Of course, the bit I'd been looking forward to was seeing if the Speedmaster could come up with the goods in the twisties, especially given the more relaxed fork rake and trail. While the twisties we found around Mount Palomar were not quite as gnarly as the roads we covered around Madrid on the Bobber, they were still more than technical enough for an assessment. It should not surprise you that the Speedmaster did a great job, even if it weighs slightly more than the Bobber at 540 lbs dry. Hero blobs were swiftly scraped away on the asphalt, and the wider front tire doesn't seem to have affected turn-in ability whatsoever. Compared to Harley-Davidson's Fat Bob with its similarly fat front tire, there's no hesitancy at all as you nudge the bars to get the Speedmaster pointed in the right direction.
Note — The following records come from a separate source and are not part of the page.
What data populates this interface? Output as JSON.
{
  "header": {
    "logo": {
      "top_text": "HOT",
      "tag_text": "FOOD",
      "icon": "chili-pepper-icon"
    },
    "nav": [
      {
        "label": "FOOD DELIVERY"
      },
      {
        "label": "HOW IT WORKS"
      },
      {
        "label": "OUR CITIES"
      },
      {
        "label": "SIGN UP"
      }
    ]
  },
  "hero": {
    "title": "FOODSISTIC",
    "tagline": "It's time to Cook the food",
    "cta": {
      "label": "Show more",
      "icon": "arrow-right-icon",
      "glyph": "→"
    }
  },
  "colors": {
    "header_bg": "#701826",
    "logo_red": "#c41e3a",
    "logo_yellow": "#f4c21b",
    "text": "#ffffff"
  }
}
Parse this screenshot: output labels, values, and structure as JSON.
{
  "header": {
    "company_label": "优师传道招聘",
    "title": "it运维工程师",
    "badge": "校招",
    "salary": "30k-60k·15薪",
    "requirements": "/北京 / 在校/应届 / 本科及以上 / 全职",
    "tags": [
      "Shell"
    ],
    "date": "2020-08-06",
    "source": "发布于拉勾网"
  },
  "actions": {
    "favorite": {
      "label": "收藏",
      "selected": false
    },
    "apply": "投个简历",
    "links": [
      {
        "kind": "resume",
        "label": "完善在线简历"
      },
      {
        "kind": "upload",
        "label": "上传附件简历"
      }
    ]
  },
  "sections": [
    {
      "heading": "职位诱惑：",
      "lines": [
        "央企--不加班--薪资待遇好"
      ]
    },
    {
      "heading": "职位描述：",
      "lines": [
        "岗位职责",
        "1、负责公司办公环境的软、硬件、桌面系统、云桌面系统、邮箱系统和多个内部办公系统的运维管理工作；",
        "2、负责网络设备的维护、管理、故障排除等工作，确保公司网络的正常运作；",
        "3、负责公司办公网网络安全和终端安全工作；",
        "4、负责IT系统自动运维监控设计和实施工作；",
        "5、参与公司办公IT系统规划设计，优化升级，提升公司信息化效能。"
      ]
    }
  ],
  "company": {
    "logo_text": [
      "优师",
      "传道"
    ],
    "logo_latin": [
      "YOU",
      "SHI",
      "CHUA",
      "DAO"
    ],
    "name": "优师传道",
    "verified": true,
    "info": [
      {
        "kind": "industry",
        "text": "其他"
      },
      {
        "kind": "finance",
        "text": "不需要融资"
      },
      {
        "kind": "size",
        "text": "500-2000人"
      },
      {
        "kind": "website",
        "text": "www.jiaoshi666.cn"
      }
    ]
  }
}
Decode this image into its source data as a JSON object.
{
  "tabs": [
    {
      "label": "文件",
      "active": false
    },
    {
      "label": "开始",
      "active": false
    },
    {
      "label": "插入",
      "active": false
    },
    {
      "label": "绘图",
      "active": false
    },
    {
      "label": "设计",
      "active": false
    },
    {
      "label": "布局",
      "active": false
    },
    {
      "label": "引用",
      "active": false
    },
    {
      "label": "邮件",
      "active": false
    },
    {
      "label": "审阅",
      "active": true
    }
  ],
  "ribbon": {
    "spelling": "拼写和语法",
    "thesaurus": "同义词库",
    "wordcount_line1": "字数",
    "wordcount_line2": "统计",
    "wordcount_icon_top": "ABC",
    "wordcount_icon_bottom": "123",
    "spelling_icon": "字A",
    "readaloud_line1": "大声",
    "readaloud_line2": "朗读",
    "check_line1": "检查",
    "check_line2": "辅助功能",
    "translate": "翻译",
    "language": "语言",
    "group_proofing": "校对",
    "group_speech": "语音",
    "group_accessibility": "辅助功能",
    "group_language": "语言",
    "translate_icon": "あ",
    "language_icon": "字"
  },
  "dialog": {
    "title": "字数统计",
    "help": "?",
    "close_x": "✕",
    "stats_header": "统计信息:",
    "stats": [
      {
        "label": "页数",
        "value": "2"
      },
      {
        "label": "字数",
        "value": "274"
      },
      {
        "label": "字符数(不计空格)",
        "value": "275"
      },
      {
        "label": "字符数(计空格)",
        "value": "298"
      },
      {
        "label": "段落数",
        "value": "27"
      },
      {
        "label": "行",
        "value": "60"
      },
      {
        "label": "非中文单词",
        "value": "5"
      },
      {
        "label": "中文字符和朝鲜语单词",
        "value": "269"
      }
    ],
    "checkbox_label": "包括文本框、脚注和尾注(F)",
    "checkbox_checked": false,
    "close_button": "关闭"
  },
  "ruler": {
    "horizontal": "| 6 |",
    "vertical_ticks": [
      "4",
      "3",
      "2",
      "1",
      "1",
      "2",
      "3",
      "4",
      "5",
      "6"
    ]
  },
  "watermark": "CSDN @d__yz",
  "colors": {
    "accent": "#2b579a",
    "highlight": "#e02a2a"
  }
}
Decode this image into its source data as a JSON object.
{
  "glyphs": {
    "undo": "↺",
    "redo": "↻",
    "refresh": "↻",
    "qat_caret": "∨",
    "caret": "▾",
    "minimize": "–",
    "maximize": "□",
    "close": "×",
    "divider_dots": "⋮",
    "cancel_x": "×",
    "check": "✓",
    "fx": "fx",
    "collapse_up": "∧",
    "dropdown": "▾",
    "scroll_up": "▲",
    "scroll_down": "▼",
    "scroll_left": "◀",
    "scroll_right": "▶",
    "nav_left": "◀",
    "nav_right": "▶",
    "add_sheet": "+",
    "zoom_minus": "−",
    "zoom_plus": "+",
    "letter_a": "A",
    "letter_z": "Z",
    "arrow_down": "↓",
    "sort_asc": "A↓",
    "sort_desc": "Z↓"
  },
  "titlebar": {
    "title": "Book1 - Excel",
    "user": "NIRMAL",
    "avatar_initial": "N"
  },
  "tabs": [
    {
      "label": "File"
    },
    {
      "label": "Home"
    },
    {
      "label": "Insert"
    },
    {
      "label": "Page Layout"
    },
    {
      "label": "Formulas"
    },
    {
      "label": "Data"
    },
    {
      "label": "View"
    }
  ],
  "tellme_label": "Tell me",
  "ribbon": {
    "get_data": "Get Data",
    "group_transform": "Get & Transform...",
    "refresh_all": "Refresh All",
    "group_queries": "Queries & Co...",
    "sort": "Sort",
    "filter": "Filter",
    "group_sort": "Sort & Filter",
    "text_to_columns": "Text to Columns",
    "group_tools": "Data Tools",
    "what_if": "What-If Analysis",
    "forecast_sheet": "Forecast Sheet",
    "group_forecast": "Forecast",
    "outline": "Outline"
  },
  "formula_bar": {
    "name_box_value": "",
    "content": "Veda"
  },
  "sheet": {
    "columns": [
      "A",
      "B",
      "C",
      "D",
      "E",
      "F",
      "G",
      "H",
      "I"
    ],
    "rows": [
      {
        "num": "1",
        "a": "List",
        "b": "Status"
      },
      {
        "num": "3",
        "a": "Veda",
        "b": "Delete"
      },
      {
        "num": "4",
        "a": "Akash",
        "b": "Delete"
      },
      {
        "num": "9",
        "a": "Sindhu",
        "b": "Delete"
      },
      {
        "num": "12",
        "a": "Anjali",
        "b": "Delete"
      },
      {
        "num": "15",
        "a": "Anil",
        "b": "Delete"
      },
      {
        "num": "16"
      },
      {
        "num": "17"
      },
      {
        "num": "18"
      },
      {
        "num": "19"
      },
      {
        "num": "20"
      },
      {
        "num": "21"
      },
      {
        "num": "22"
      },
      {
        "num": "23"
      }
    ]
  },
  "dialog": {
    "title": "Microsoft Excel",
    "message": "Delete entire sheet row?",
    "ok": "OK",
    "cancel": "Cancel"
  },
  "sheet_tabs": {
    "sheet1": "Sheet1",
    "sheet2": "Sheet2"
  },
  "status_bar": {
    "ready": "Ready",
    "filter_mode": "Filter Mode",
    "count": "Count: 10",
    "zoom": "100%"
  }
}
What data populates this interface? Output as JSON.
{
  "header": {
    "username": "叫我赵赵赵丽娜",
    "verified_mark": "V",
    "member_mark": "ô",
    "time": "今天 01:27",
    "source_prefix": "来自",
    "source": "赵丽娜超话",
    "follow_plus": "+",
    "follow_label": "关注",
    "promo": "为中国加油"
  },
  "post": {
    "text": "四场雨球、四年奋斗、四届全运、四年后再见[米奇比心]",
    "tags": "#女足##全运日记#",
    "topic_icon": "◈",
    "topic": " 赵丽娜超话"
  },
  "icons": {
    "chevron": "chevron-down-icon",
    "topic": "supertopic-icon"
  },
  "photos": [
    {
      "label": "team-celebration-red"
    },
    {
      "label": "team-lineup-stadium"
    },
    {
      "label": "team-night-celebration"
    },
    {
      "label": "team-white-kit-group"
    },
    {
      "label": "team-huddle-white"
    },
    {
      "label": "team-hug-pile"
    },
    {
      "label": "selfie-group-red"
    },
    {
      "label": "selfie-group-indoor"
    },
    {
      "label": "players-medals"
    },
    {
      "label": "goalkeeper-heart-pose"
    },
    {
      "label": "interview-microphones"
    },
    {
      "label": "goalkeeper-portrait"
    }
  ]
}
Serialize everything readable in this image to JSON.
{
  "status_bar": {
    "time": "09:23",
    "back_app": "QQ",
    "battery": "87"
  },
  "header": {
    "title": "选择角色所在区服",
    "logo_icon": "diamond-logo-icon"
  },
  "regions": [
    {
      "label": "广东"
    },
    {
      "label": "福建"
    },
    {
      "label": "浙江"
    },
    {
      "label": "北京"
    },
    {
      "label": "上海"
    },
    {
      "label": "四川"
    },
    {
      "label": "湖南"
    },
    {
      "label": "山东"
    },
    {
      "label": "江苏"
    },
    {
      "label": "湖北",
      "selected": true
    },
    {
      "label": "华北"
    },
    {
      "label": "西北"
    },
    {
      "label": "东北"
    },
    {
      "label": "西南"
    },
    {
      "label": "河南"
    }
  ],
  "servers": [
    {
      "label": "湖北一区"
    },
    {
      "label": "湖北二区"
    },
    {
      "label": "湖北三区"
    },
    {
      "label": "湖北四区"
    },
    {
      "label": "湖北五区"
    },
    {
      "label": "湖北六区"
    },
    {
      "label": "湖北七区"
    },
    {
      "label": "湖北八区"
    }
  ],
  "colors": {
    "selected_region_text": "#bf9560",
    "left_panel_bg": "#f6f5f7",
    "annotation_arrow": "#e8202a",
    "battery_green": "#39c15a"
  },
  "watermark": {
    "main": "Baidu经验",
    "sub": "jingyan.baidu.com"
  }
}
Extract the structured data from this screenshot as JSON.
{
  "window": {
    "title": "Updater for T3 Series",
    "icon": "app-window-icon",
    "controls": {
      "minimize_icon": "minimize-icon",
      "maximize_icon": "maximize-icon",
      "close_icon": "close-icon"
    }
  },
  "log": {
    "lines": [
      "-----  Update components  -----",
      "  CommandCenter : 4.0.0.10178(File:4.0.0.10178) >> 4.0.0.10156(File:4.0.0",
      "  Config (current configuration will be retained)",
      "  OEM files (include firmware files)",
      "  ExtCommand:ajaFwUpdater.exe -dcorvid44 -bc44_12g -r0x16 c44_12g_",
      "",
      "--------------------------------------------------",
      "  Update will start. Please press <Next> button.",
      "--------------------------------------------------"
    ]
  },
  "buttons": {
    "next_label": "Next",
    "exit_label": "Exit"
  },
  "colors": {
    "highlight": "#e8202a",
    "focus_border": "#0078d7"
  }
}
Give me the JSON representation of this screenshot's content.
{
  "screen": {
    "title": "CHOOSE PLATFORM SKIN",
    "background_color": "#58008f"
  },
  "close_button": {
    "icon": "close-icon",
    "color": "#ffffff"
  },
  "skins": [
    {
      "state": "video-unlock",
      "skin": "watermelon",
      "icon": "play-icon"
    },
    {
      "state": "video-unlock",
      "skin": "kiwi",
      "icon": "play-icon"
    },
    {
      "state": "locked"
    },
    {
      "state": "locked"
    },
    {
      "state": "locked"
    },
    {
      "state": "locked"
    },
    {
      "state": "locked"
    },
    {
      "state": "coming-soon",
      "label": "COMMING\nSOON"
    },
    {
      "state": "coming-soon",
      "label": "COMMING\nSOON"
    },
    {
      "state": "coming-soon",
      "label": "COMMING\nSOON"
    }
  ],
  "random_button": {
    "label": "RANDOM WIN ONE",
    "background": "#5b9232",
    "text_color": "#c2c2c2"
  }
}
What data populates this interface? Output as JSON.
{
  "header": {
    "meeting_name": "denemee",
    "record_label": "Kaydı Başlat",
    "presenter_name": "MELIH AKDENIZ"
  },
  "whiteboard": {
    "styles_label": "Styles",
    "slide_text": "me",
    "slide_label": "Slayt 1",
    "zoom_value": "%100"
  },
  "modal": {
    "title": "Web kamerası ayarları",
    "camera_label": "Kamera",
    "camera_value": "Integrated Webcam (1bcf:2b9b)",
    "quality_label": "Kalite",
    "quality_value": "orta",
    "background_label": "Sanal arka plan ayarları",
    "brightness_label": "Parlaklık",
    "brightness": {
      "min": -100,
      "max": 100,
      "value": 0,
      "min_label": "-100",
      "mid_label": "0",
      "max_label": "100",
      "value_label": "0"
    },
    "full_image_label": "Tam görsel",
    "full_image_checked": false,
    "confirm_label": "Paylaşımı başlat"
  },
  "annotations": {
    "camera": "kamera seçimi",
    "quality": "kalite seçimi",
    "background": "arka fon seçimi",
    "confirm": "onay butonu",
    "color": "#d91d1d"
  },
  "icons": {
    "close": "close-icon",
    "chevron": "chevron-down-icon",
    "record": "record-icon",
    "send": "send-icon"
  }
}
I was blown away by how well the Bobber handled, and it appears the Speedmaster has inherited all of its ability. Second and third gear are the gears of choice in the twisties, with the engine anywhere between 4,000 and 6,000 RPM enabling swift progress between sharp corners. At these elevated RPMs you can definitely feel the two 270 degree offset pistons dancing up and down. Spend long enough in these gears while riding enthusiastically and some slight numbness will work its way into your hands through the handlebars. I don't think many Speedmaster riders will be doing quite what we were though – the kind of aggressive riding that ends up with not only pegs being ground away but the exhausts too. Oops!
On our 150-mile ride, the fuel warning light illuminated at the 100 mile mark and the onboard computer indicated I had a further 35 miles of range left at an average of 59.5MPG so far. Therefore, using the power of math, I'd happily say that Triumph's stated 174-mile range seems rather optimistic. 150 miles is more realistic for highway use, and 130 miles for combined use. The only slight disappointment I could volunteer is the same snatchy fueling low down in the revs. Roundabouts and slow speed maneuvers require you to cover the clutch to smooth out the on/off fueling, but in the scheme of things it's not a deal breaker.
Is this new Speedmaster a worthy replacement for the outgoing model? Definitely. Take an already very good bike – both technically and visually – make it a bit comfier, give it the ability to carry a pillion, brake harder, and travel further and you've got yet another winning formula from the boys and girls in Hinckley, England. The price isn't too unreasonable either, starting at $13,150 for the Jet Black model – $1,250 more than the standard Bobber – rising to $13,400 for the Cranberry Red, and finally $13,650 for Fusion White. It'll be in showrooms by early March, and you've got 10,000 miles from there to your first service.
Overall, the Bobber just grew up a little. If you were considering a Bobber but were put off by its characteristics, or none of the competition float your boat, then perhaps the Speedmaster is the bike for you.